BEGIN Data for analysis
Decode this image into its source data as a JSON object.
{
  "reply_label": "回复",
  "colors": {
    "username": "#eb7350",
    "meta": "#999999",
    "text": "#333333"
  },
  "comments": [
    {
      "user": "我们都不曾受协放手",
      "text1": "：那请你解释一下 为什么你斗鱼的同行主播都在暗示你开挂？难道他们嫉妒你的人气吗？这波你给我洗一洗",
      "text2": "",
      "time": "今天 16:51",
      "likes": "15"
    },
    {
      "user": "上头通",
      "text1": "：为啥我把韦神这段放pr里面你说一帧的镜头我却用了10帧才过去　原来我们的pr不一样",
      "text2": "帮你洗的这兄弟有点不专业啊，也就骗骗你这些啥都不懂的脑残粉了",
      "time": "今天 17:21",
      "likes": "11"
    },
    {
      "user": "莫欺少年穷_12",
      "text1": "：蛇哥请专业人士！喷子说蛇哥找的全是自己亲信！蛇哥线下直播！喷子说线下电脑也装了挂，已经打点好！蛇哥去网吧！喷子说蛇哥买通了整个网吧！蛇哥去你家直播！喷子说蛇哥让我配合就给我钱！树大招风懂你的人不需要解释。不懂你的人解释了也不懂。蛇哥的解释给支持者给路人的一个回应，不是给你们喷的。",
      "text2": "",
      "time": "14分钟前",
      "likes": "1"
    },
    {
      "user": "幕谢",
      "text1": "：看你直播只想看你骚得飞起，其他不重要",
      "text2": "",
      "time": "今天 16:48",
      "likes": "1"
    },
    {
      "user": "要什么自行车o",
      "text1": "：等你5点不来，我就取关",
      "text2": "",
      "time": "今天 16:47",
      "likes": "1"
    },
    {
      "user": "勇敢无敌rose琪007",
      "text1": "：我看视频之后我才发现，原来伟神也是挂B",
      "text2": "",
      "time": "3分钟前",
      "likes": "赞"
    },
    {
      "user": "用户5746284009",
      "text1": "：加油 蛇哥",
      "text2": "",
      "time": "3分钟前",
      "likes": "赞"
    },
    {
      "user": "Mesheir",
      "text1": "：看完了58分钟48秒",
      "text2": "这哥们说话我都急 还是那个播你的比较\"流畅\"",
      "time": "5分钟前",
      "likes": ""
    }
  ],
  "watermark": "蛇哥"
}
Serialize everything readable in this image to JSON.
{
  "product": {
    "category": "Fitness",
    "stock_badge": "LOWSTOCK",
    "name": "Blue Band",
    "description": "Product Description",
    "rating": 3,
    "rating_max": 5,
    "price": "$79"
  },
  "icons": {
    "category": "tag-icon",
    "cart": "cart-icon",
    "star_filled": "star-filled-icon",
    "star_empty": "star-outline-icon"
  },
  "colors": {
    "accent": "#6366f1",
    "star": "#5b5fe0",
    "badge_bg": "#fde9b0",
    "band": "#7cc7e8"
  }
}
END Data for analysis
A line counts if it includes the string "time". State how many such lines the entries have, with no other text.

Answer section –
8